W.B. Pate, Mayor Pro Tem of Beaumont, Eliot Hall, a concerned "left leaning" citizen, and Jaylon Gasper, a progressive Lamar student, all have different ideas about gun control, but are in agreement that something needs to change.
Pate thinks one of the main things law makers need to address is mental health. He believes when it comes to gun control, we have to remember the second amendment is just as strong as the first. Pate said mas shootings are tragic, and the majority of assailants suffer some sort of mental health issue.
"I would hope that whatever's in their proposal deals with mental issues and the ability to put people in institutions," Pate said.
Pate thinks both parties will be able to move toward the middle to come to an agreement, and help solve the issue. He said "common sense laws" are a phrase everyone's going to use, but that there isn't much common sense today.
"I'm all about common sense, I just hope they find it," Pate said.
Hall, on the other hand, said its obvious we have a crisis on our hands. He said it's up to the state to make their own decisions in terms of the second amendment, and that this isn't a right or left issue.
"Here in Texas, we all own guns, and so we all have similar concerns," Hall said.
Hall agreed with the Governor comments that the status quo is unacceptable. He said we need to look at background checks, and something needs to be done about the private transfer of firearms. Hall said guns are more closely protected than the children in the streets, and it needs to change.
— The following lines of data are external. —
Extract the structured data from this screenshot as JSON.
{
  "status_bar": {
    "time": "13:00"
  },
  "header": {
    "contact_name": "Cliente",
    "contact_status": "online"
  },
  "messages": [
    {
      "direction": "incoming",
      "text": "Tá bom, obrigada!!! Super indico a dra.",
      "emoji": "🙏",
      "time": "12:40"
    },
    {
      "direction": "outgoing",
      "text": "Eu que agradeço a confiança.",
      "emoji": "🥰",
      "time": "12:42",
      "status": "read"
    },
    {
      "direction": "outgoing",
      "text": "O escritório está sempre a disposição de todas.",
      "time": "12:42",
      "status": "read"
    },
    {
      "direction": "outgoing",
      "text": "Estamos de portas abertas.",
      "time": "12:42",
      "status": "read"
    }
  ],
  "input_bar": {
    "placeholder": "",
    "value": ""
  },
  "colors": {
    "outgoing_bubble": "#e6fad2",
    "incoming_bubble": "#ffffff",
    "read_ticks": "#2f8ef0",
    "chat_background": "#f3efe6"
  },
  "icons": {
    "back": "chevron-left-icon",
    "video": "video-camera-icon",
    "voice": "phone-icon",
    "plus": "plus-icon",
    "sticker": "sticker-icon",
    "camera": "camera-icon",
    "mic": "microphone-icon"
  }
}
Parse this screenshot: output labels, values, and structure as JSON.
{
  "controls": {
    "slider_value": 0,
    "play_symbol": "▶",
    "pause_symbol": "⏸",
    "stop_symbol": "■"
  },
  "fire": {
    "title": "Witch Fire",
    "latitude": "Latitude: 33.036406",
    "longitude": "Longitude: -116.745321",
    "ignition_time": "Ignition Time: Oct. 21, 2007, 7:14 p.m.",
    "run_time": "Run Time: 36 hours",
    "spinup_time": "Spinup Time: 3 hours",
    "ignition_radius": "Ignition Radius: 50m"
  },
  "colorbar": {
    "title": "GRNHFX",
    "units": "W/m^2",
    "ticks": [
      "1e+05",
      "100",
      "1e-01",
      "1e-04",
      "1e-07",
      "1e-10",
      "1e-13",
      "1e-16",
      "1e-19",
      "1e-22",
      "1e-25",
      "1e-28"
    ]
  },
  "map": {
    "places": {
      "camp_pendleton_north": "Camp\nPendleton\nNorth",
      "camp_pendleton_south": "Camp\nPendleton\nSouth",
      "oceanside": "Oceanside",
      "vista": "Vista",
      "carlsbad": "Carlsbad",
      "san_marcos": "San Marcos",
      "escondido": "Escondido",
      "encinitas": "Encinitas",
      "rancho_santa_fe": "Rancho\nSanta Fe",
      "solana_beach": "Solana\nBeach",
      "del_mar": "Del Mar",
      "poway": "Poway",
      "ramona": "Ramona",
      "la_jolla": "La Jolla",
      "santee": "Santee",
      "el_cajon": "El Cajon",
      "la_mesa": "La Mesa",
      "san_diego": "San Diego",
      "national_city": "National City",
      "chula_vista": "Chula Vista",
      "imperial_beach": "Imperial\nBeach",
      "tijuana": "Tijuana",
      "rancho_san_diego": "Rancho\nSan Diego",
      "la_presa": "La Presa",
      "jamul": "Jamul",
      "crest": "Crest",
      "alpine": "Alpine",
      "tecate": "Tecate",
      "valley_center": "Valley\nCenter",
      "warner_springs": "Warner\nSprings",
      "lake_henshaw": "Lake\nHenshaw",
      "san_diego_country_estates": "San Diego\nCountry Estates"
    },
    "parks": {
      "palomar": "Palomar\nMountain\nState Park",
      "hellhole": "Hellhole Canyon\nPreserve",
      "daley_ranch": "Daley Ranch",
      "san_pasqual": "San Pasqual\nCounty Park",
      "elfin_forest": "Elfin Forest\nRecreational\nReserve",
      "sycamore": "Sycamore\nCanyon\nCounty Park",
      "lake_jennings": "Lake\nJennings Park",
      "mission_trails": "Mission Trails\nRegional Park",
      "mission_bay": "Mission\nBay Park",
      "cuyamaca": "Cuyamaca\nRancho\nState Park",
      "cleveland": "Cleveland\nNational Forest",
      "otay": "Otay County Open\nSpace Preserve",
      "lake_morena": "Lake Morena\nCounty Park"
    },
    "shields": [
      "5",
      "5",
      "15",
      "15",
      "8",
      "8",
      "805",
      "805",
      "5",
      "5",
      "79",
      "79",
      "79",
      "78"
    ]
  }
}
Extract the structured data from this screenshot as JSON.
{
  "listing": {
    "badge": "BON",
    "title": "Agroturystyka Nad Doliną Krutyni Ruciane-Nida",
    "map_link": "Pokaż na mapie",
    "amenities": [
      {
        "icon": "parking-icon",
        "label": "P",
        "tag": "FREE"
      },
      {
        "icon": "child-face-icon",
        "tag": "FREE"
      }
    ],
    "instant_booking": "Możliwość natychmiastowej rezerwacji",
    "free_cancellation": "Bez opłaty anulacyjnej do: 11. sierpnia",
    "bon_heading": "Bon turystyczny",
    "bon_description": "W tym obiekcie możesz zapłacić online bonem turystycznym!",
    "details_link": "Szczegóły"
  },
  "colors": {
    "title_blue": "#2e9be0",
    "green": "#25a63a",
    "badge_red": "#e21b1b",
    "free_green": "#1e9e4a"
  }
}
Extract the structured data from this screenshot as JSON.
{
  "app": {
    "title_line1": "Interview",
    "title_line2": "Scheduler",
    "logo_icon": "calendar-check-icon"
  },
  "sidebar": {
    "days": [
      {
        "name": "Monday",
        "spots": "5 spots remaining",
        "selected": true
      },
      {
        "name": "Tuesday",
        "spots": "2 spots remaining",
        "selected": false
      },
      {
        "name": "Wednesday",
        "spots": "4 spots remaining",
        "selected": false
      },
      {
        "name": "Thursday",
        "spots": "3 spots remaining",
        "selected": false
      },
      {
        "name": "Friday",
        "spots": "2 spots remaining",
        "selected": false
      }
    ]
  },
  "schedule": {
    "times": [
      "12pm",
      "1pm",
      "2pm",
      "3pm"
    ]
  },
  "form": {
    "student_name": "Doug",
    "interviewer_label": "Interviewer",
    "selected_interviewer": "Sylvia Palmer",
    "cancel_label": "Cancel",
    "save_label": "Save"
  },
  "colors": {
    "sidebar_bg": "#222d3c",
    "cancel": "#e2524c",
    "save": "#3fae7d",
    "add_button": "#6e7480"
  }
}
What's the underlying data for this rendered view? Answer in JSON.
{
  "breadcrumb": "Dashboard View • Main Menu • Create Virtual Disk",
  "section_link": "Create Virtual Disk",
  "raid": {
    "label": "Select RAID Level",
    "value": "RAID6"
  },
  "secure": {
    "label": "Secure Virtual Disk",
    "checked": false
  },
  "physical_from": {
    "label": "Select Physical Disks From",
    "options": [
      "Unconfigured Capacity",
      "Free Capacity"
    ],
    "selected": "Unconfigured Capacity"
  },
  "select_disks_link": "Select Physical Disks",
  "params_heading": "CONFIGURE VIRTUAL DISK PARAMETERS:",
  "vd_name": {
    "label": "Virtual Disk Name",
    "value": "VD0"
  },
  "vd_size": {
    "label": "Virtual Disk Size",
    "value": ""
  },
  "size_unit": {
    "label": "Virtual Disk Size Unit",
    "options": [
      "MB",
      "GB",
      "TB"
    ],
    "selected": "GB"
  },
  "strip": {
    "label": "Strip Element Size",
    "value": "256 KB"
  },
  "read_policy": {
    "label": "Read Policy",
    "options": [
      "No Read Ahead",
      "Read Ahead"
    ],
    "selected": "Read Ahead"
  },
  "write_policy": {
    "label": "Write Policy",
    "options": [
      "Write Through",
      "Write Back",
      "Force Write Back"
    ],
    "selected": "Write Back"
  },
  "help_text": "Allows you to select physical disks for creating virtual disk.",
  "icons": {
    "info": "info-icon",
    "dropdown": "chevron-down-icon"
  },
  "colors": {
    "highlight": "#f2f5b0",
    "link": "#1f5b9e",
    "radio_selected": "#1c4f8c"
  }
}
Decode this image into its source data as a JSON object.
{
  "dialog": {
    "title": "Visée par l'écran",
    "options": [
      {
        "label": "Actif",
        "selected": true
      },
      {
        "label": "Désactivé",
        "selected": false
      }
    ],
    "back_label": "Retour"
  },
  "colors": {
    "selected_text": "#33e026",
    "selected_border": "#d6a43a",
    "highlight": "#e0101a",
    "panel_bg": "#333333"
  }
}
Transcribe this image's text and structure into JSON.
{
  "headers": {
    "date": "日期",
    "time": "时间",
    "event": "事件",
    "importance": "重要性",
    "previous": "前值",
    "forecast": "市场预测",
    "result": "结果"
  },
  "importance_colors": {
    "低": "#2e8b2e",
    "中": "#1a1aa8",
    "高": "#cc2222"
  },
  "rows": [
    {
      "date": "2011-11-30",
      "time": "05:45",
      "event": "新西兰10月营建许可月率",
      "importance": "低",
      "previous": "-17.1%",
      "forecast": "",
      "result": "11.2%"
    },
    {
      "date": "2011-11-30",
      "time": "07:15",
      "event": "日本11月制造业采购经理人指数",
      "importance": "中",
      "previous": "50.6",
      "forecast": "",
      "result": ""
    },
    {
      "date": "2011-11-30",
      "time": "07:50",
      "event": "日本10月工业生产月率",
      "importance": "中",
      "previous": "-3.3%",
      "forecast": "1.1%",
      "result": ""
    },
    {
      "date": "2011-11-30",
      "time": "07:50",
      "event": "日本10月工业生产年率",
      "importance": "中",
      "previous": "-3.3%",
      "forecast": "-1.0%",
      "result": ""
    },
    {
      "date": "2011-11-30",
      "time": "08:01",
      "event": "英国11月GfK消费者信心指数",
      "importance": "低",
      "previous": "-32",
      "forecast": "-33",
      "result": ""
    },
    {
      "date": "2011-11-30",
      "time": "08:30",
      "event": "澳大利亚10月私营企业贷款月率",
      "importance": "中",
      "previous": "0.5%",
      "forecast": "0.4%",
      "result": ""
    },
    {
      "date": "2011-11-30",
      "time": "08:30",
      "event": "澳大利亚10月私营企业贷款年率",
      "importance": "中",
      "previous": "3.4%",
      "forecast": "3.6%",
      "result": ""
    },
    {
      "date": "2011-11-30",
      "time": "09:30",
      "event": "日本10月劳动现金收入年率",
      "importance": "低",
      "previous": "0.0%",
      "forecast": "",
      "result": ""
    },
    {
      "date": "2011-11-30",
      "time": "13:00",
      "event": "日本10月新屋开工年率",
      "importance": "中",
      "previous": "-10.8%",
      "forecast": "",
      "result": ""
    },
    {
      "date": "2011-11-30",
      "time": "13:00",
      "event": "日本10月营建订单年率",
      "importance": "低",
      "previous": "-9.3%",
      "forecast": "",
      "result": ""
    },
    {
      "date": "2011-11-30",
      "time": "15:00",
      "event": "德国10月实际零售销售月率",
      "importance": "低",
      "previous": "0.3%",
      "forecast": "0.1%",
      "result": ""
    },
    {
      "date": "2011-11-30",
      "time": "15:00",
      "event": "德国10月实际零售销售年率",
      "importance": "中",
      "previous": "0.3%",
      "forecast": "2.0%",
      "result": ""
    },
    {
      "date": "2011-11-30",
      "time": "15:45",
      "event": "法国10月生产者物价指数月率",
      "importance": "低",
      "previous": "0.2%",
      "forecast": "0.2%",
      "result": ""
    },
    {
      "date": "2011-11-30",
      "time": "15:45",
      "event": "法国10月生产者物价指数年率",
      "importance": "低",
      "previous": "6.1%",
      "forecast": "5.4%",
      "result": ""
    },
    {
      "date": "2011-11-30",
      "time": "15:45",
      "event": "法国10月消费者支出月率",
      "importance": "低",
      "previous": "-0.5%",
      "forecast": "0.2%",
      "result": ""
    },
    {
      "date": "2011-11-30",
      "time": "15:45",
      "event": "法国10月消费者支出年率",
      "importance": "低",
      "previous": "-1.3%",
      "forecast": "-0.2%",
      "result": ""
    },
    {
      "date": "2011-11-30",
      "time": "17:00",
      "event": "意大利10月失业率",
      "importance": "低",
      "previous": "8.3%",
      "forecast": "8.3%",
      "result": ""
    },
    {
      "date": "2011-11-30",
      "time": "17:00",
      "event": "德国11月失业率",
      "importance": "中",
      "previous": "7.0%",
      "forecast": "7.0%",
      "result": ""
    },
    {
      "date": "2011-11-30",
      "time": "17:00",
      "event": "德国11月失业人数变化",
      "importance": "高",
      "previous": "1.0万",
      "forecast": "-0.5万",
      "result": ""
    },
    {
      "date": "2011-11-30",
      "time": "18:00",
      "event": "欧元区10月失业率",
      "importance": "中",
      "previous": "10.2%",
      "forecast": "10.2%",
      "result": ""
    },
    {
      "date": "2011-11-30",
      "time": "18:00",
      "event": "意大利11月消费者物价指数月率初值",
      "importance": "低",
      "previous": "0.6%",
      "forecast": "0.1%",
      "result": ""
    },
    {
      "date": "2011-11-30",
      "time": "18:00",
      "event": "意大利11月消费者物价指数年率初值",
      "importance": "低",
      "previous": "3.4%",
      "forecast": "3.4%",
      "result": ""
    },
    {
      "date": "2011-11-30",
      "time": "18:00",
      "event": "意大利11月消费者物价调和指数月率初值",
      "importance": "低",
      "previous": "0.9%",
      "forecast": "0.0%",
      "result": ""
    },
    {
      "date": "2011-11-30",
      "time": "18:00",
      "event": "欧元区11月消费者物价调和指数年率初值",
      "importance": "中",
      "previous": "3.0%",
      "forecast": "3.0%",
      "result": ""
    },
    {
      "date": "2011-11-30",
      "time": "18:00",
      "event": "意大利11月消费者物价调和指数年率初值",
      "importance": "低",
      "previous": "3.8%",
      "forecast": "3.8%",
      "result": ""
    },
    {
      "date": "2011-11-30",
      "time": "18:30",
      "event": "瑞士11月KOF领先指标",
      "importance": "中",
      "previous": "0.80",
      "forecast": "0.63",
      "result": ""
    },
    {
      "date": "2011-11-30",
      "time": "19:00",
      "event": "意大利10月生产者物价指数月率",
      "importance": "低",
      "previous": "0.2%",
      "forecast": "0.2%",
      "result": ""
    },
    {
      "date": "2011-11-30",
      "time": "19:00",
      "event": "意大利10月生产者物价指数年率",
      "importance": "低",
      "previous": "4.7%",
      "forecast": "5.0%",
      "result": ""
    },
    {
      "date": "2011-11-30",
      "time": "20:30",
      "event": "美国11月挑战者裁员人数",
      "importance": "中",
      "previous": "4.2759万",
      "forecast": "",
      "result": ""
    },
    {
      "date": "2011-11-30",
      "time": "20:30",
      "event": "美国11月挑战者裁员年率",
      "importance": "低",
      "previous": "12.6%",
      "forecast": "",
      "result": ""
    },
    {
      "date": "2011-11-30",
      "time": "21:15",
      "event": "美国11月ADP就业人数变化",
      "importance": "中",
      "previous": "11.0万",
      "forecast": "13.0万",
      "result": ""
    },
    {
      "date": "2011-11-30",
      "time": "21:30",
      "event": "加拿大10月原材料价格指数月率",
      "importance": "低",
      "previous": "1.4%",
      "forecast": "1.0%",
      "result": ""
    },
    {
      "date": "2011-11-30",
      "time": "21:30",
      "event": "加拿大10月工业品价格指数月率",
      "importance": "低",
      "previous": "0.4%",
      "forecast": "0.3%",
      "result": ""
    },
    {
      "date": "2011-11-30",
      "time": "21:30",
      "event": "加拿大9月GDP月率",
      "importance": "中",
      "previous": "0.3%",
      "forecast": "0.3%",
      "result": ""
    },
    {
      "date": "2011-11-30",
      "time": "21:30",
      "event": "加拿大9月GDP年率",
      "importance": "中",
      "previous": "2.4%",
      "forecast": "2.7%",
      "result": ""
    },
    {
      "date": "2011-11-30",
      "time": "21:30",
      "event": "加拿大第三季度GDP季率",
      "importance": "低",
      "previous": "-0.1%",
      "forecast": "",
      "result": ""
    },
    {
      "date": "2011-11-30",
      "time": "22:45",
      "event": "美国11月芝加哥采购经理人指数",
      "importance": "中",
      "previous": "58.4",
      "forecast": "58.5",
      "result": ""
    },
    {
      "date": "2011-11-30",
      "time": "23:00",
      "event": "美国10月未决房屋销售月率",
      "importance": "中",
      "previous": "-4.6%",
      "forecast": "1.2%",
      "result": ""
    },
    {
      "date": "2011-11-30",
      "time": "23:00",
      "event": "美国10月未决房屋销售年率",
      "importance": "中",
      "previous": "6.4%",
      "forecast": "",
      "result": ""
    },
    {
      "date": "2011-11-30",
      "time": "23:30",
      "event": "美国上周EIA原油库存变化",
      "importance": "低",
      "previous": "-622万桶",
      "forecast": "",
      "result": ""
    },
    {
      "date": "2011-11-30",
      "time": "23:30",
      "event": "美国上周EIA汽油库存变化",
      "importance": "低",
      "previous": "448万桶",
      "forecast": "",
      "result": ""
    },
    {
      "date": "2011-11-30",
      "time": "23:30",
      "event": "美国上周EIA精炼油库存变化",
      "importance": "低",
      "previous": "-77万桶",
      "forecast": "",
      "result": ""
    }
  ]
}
"We can't accept that this is what it's become, where america's a place where children are slaughtered in school," Hall said.
He said common sense laws could keep guns out of the hands of 'children and crazy people.' Hall believes if we look closer at the users, we won't have to restrict guns as tightly.
"Ultimately the governor is going to do what the Republican party wants him to do, and so I certainly hope that this emergency session brings forth some change," Hall said.
As a college student, Gasper said he was born into a world that's already divisive. He believes we need to use reason and logic to try and bring everyone together, even with complicated issues like gun control.
"It's a strong man to say we should ban all guns, because nobody believes in that, but there are comprehensive steps that we can take to ensure our safety as American citizens," Gasper said.
He also said it was a regressive step to loosen gun laws at the beginning of September. Gasper said having guns doesn't improve safety at all, but instead puts people in more precarious situations.
Gasper also believes blaming mental health issues is doltish, and that the majority of people with mental illness don't have a risk for violence. As a progressive, he said we should look at red flag laws with a wise eye. He sees nothing wrong with banning guns like the AR-15, and making sure we have universal background checks.
"People want universal background checks, people want to feel safer, so it's imperative for us to have this legislative session, and pass this reform," Gasper said.